### Activity
Gather all lines in the data that hold the string "false".

Segment Open

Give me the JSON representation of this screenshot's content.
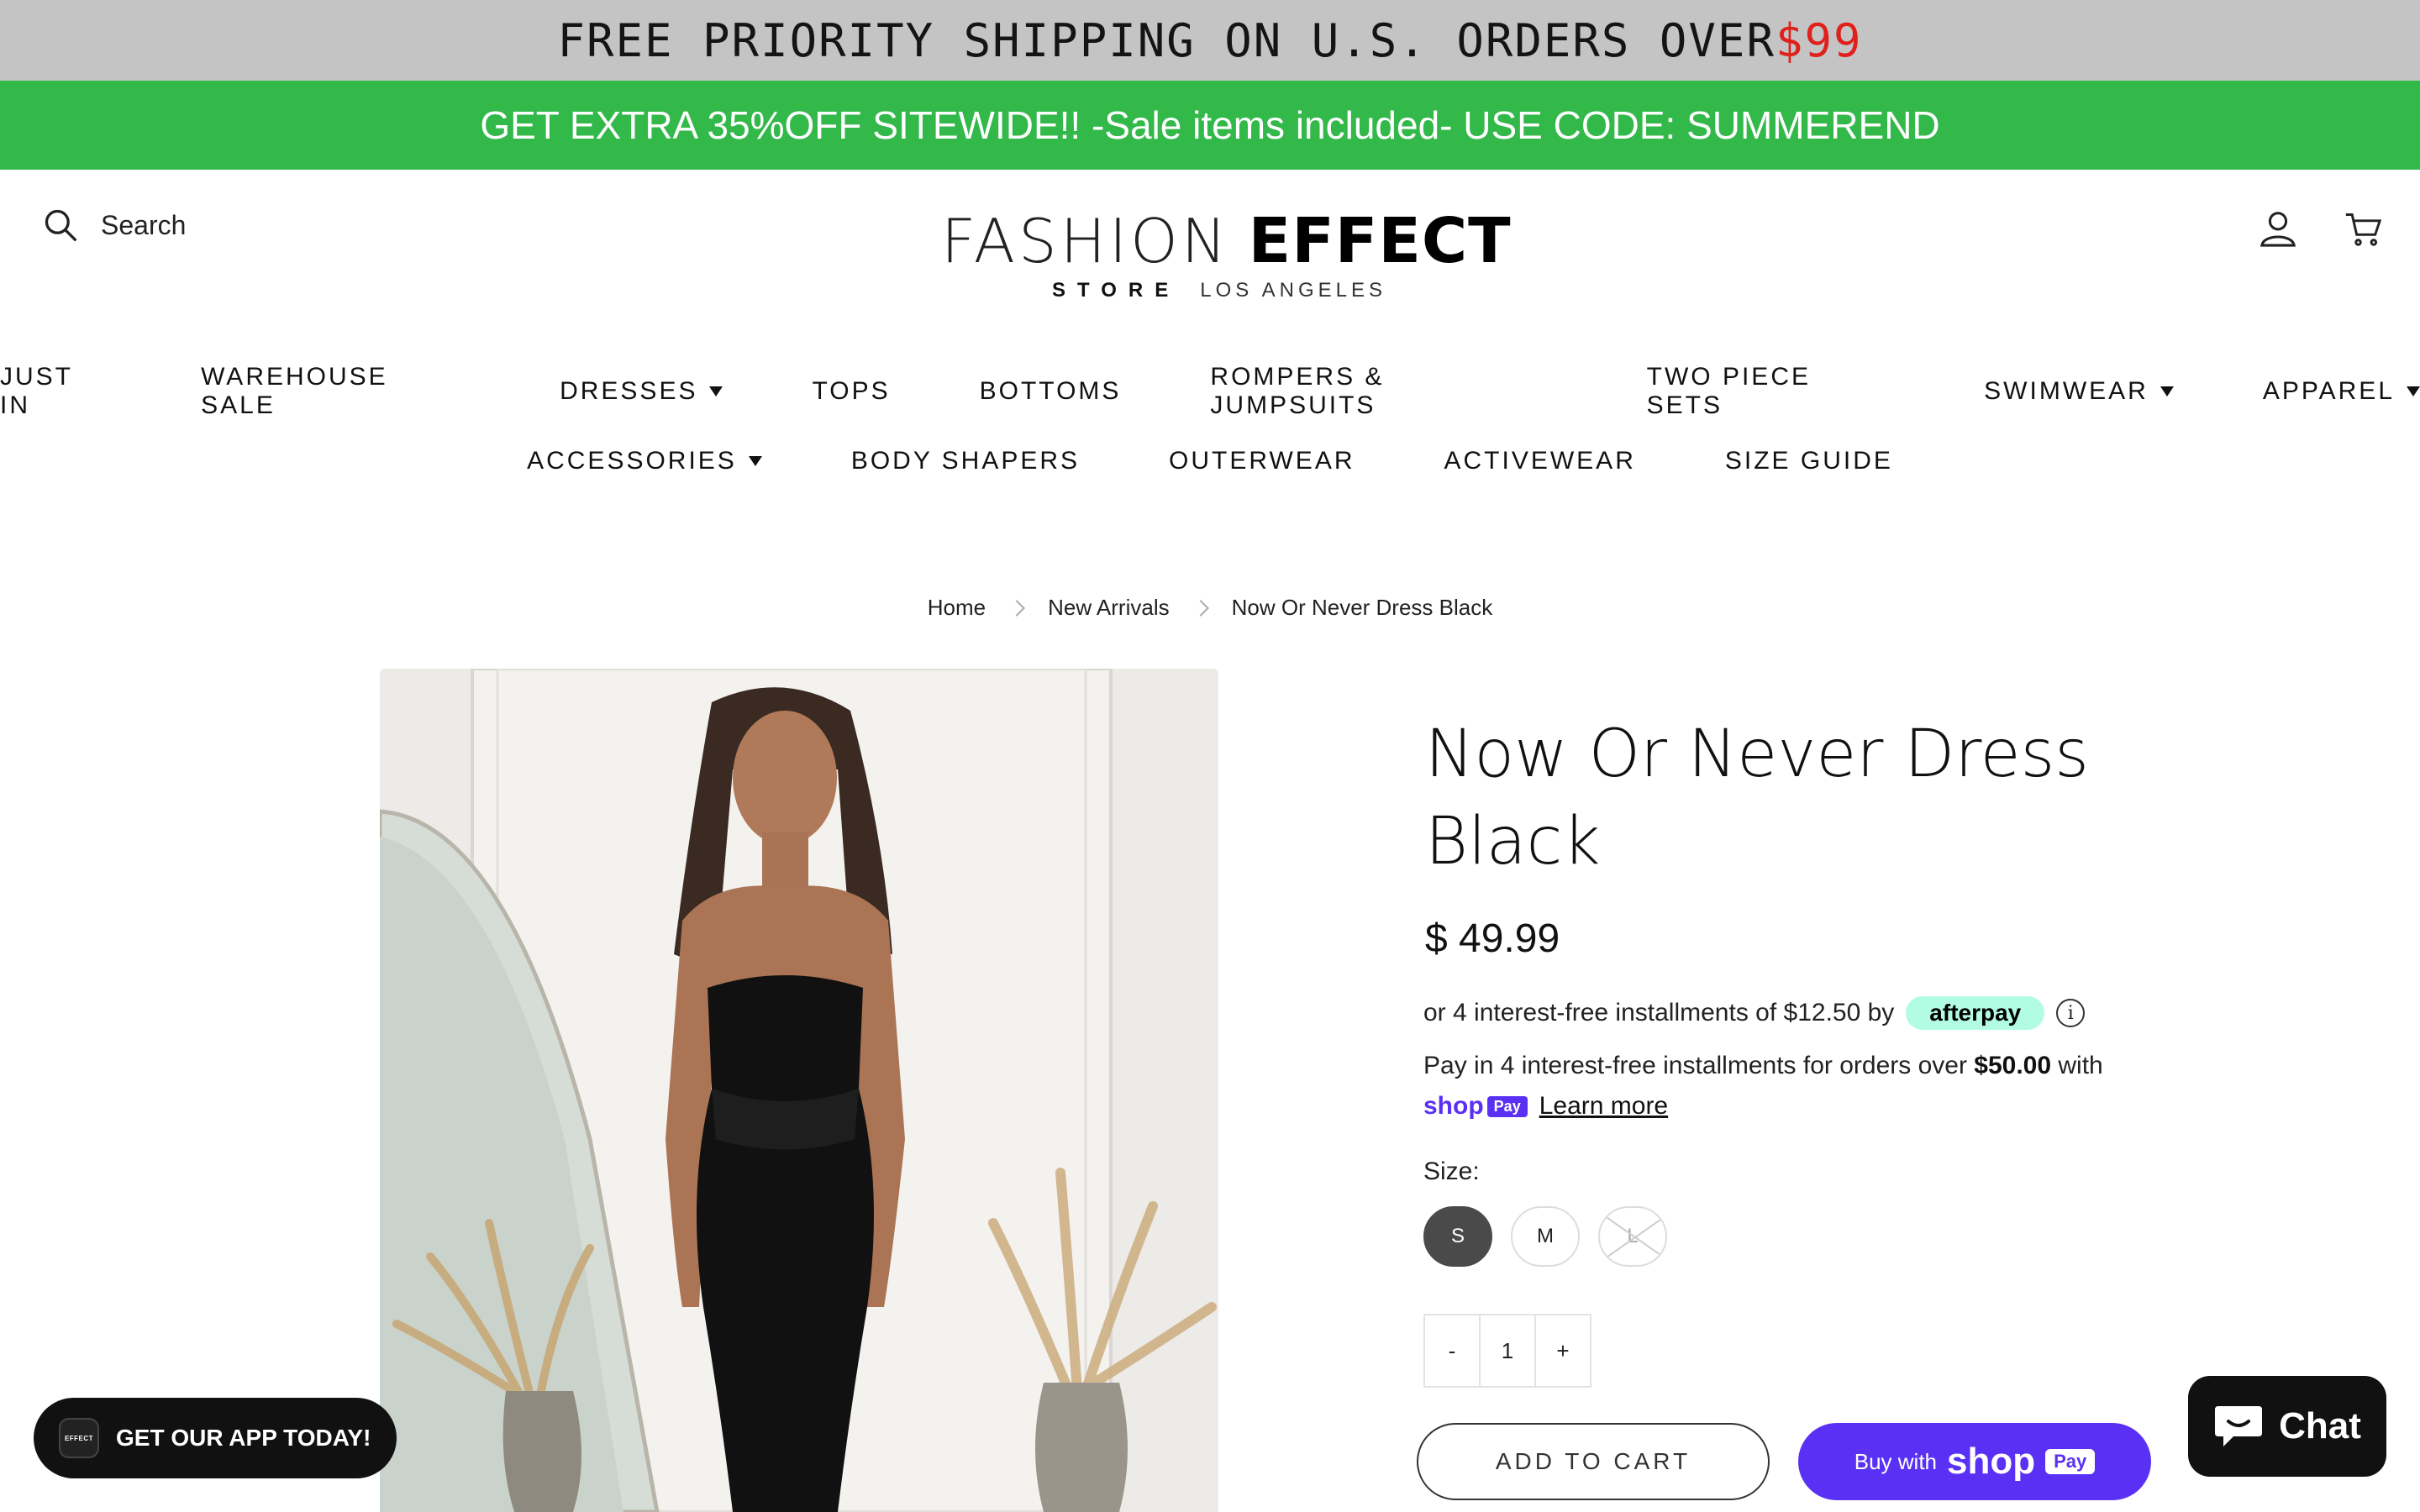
{
  "announcement": {
    "shipping_text": "FREE PRIORITY SHIPPING ON U.S. ORDERS OVER ",
    "shipping_amount": "$99",
    "promo_text": "GET EXTRA 35%OFF SITEWIDE!! -Sale items included- USE CODE: SUMMEREND"
  },
  "header": {
    "search_label": "Search",
    "logo_line1_light": "FASHION",
    "logo_line1_bold": "EFFECT",
    "logo_line2_bold": "STORE",
    "logo_line2_light": "LOS ANGELES"
  },
  "nav": {
    "row1": [
      "JUST IN",
      "WAREHOUSE SALE",
      "DRESSES",
      "TOPS",
      "BOTTOMS",
      "ROMPERS & JUMPSUITS",
      "TWO PIECE SETS",
      "SWIMWEAR",
      "APPAREL"
    ],
    "row2": [
      "ACCESSORIES",
      "BODY SHAPERS",
      "OUTERWEAR",
      "ACTIVEWEAR",
      "SIZE GUIDE"
    ]
  },
  "breadcrumb": [
    "Home",
    "New Arrivals",
    "Now Or Never Dress Black"
  ],
  "product": {
    "title_line1": "Now Or Never Dress",
    "title_line2": "Black",
    "price": "$ 49.99",
    "afterpay_text": "or 4 interest-free installments of $12.50 by",
    "afterpay_brand": "afterpay",
    "info_glyph": "i",
    "shoppay_text": "Pay in 4 interest-free installments for orders over ",
    "shoppay_threshold": "$50.00",
    "shoppay_with": " with",
    "shoppay_brand": "shop",
    "shoppay_pay": "Pay",
    "learn_more": "Learn more",
    "size_label": "Size:",
    "sizes": [
      "S",
      "M",
      "L"
    ],
    "selected_size": "S",
    "unavailable_sizes": [
      "L"
    ],
    "quantity_minus": "-",
    "quantity_value": "1",
    "quantity_plus": "+",
    "add_to_cart": "ADD TO CART",
    "buy_with": "Buy with",
    "buy_shop": "shop",
    "buy_pay": "Pay"
  },
  "app_banner": {
    "text": "GET OUR APP TODAY!",
    "icon_text": "EFFECT"
  },
  "chat": {
    "label": "Chat"
  },
  "colors": {
    "shipping_bar": "#c4c4c4",
    "promo_bar": "#33b84a",
    "accent_red": "#e0201b",
    "shoppay_purple": "#5a31f4",
    "afterpay_mint": "#b2fce4"
  },
  "icons": [
    "search-icon",
    "user-icon",
    "cart-icon",
    "chevron-right-icon",
    "caret-down-icon",
    "info-icon",
    "chat-bubble-icon"
  ]
}
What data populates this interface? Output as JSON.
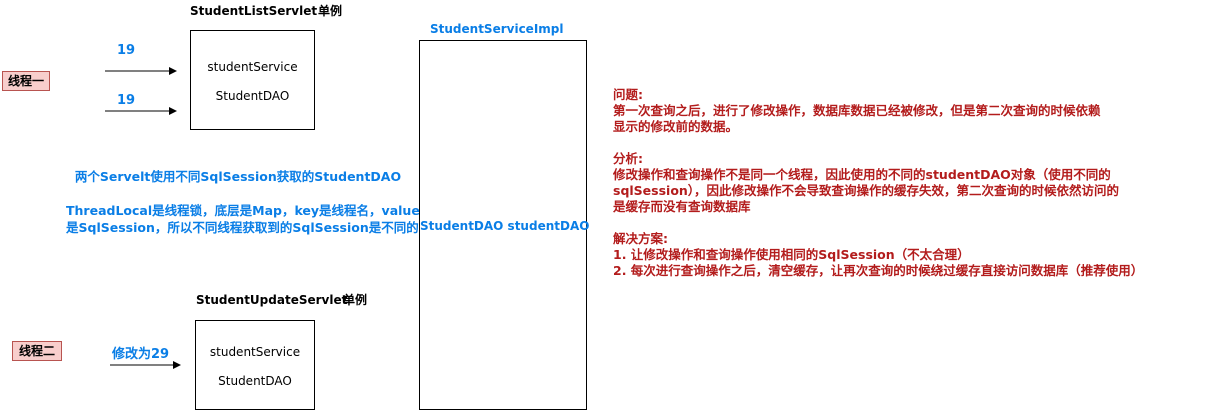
{
  "list_servlet": {
    "title": "StudentListServlet",
    "singleton": "单例",
    "field1": "studentService",
    "field2": "StudentDAO",
    "arrow1_value": "19",
    "arrow2_value": "19"
  },
  "update_servlet": {
    "title": "StudentUpdateServlet",
    "singleton": "单例",
    "field1": "studentService",
    "field2": "StudentDAO",
    "arrow_value": "修改为29"
  },
  "threads": {
    "thread1": "线程一",
    "thread2": "线程二"
  },
  "service_impl": {
    "title": "StudentServiceImpl",
    "field": "StudentDAO studentDAO"
  },
  "notes": {
    "line1": "两个Servelt使用不同SqlSession获取的StudentDAO",
    "line2": "ThreadLocal是线程锁，底层是Map，key是线程名，value",
    "line3": "是SqlSession，所以不同线程获取到的SqlSession是不同的"
  },
  "analysis": {
    "problem_title": "问题:",
    "problem_line1": "第一次查询之后，进行了修改操作，数据库数据已经被修改，但是第二次查询的时候依赖",
    "problem_line2": "显示的修改前的数据。",
    "analysis_title": "分析:",
    "analysis_line1": "修改操作和查询操作不是同一个线程，因此使用的不同的studentDAO对象（使用不同的",
    "analysis_line2": "sqlSession），因此修改操作不会导致查询操作的缓存失效，第二次查询的时候依然访问的",
    "analysis_line3": "是缓存而没有查询数据库",
    "solution_title": "解决方案:",
    "solution_line1": "1. 让修改操作和查询操作使用相同的SqlSession（不太合理）",
    "solution_line2": "2. 每次进行查询操作之后，清空缓存，让再次查询的时候绕过缓存直接访问数据库（推荐使用）"
  },
  "colors": {
    "blue": "#0a7ee6",
    "dark_red": "#b31c1c",
    "thread_fill": "#f8cecc",
    "thread_border": "#b85450"
  }
}
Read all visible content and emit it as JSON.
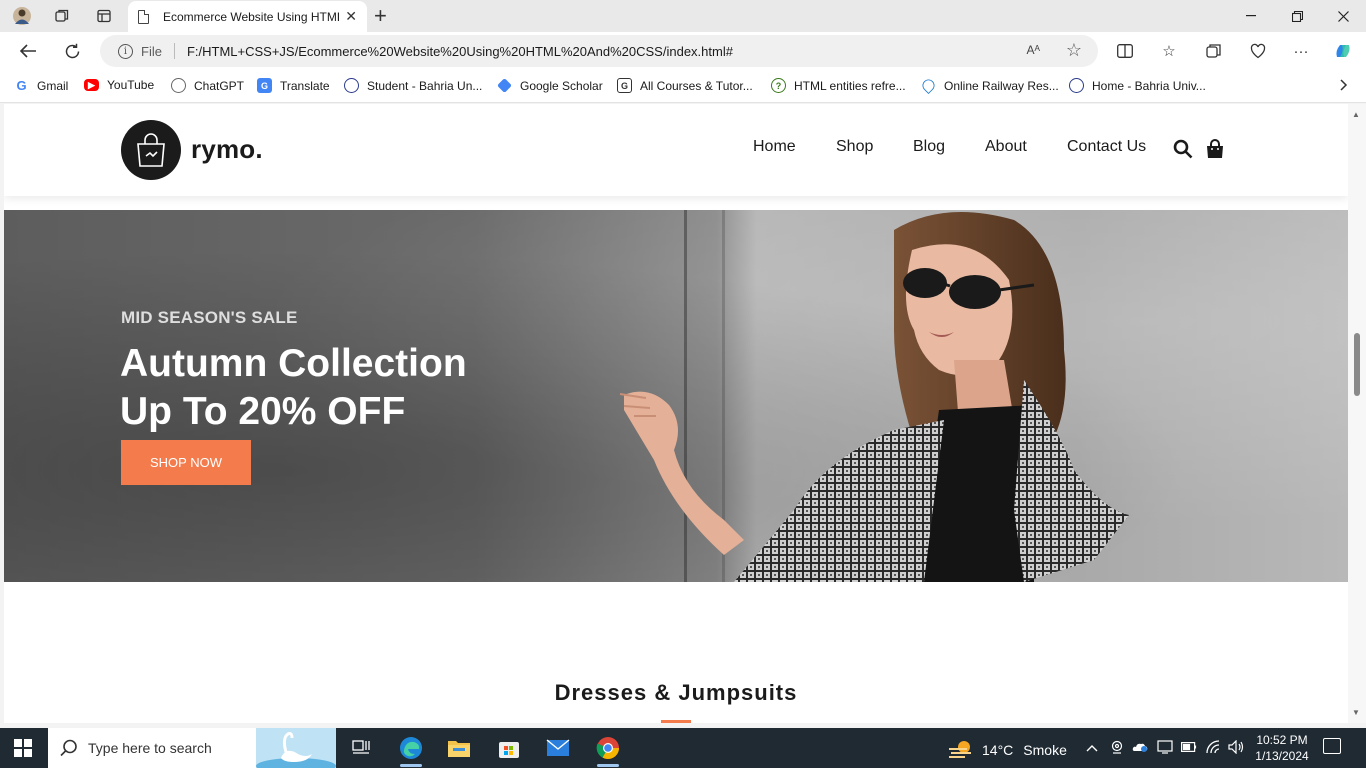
{
  "browser": {
    "tab_title": "Ecommerce Website Using HTML",
    "url_scheme": "File",
    "url": "F:/HTML+CSS+JS/Ecommerce%20Website%20Using%20HTML%20And%20CSS/index.html#",
    "read_aloud": "Aᴬ",
    "bookmarks": [
      {
        "label": "Gmail",
        "icon": "google-icon"
      },
      {
        "label": "YouTube",
        "icon": "youtube-icon"
      },
      {
        "label": "ChatGPT",
        "icon": "chatgpt-icon"
      },
      {
        "label": "Translate",
        "icon": "translate-icon"
      },
      {
        "label": "Student - Bahria Un...",
        "icon": "bahria-icon"
      },
      {
        "label": "Google Scholar",
        "icon": "scholar-icon"
      },
      {
        "label": "All Courses & Tutor...",
        "icon": "courses-icon"
      },
      {
        "label": "HTML entities refre...",
        "icon": "question-icon"
      },
      {
        "label": "Online Railway Res...",
        "icon": "railway-icon"
      },
      {
        "label": "Home - Bahria Univ...",
        "icon": "bahria-icon"
      }
    ]
  },
  "site": {
    "logo_text": "rymo.",
    "nav": [
      "Home",
      "Shop",
      "Blog",
      "About",
      "Contact Us"
    ],
    "hero": {
      "subtitle": "MID SEASON'S SALE",
      "title_line1": "Autumn Collection",
      "title_line2": "Up To 20% OFF",
      "button": "SHOP NOW"
    },
    "section_title": "Dresses & Jumpsuits",
    "accent": "#f47c4c"
  },
  "taskbar": {
    "search_placeholder": "Type here to search",
    "temperature": "14°C",
    "condition": "Smoke",
    "time": "10:52 PM",
    "date": "1/13/2024"
  }
}
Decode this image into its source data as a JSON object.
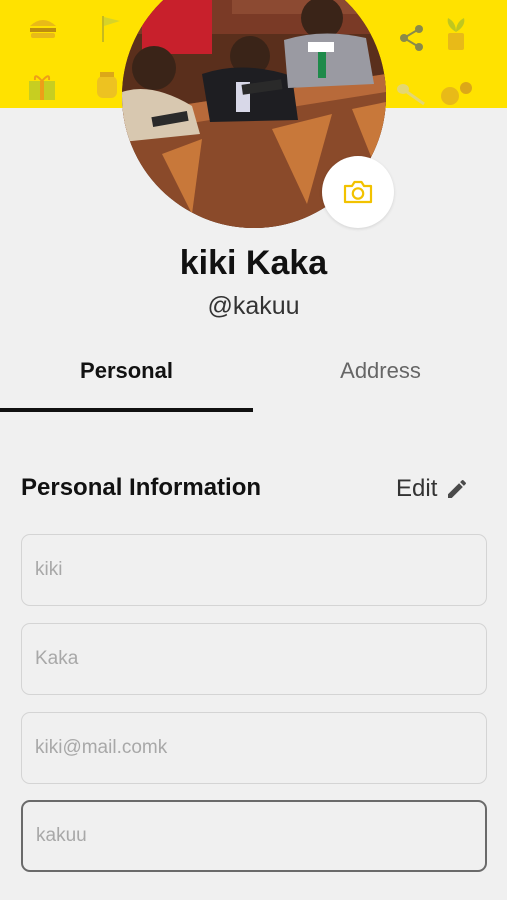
{
  "profile": {
    "full_name": "kiki Kaka",
    "username": "@kakuu"
  },
  "tabs": [
    {
      "label": "Personal",
      "active": true
    },
    {
      "label": "Address",
      "active": false
    }
  ],
  "section": {
    "title": "Personal Information",
    "edit_label": "Edit"
  },
  "fields": [
    {
      "value": "kiki"
    },
    {
      "value": "Kaka"
    },
    {
      "value": "kiki@mail.comk"
    },
    {
      "value": "kakuu"
    }
  ],
  "colors": {
    "cover": "#ffe200",
    "background": "#f0f0f0",
    "camera_icon": "#f2c200"
  },
  "icons": [
    "share-icon",
    "camera-icon",
    "pencil-icon"
  ]
}
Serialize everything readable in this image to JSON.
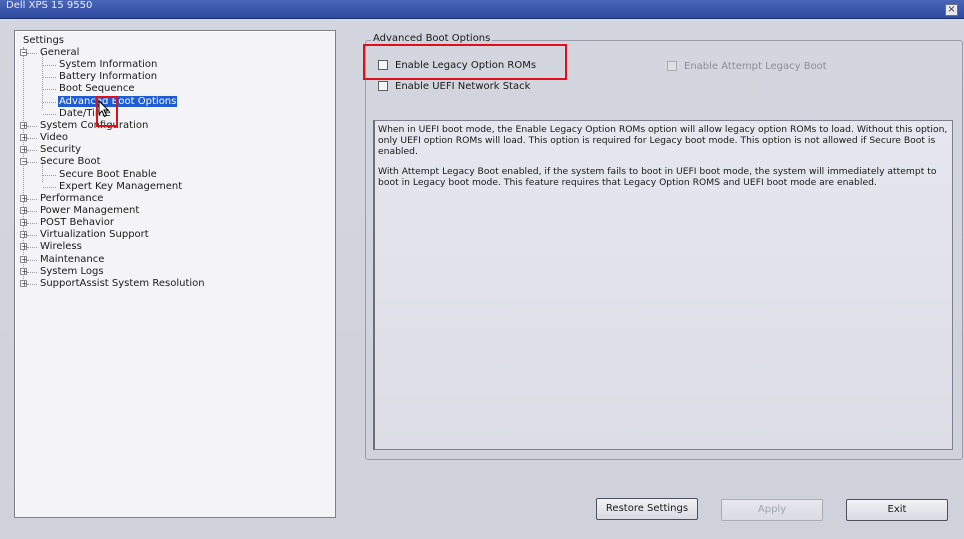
{
  "window": {
    "title": "Dell XPS 15 9550",
    "close_glyph": "×"
  },
  "tree": {
    "root": "Settings",
    "items": [
      {
        "label": "General",
        "level": 1,
        "expander": "−"
      },
      {
        "label": "System Information",
        "level": 2
      },
      {
        "label": "Battery Information",
        "level": 2
      },
      {
        "label": "Boot Sequence",
        "level": 2
      },
      {
        "label": "Advanced Boot Options",
        "level": 2,
        "selected": true
      },
      {
        "label": "Date/Time",
        "level": 2
      },
      {
        "label": "System Configuration",
        "level": 1,
        "expander": "+"
      },
      {
        "label": "Video",
        "level": 1,
        "expander": "+"
      },
      {
        "label": "Security",
        "level": 1,
        "expander": "+"
      },
      {
        "label": "Secure Boot",
        "level": 1,
        "expander": "−"
      },
      {
        "label": "Secure Boot Enable",
        "level": 2
      },
      {
        "label": "Expert Key Management",
        "level": 2
      },
      {
        "label": "Performance",
        "level": 1,
        "expander": "+"
      },
      {
        "label": "Power Management",
        "level": 1,
        "expander": "+"
      },
      {
        "label": "POST Behavior",
        "level": 1,
        "expander": "+"
      },
      {
        "label": "Virtualization Support",
        "level": 1,
        "expander": "+"
      },
      {
        "label": "Wireless",
        "level": 1,
        "expander": "+"
      },
      {
        "label": "Maintenance",
        "level": 1,
        "expander": "+"
      },
      {
        "label": "System Logs",
        "level": 1,
        "expander": "+"
      },
      {
        "label": "SupportAssist System Resolution",
        "level": 1,
        "expander": "+"
      }
    ]
  },
  "panel": {
    "group_title": "Advanced Boot Options",
    "options": {
      "legacy_roms": {
        "label": "Enable Legacy Option ROMs",
        "checked": false
      },
      "uefi_network": {
        "label": "Enable UEFI Network Stack",
        "checked": false
      },
      "attempt_legacy": {
        "label": "Enable Attempt Legacy Boot",
        "checked": false,
        "disabled": true
      }
    },
    "description": [
      "When in UEFI boot mode, the Enable Legacy Option ROMs option will allow legacy option ROMs to load. Without this option, only UEFI option ROMs will load. This option is required for Legacy boot mode. This option is not allowed if Secure Boot is enabled.",
      "With Attempt Legacy Boot enabled, if the system fails to boot in UEFI boot mode, the system will immediately attempt to boot in Legacy boot mode. This feature requires that Legacy Option ROMS and UEFI boot mode are enabled."
    ]
  },
  "buttons": {
    "restore": "Restore Settings",
    "apply": "Apply",
    "exit": "Exit"
  },
  "colors": {
    "selection": "#1f5cd1",
    "annotation": "#e0101a"
  }
}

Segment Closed

### Response
      "active": false
        "checked": false
        "checked": false
        "checked": false,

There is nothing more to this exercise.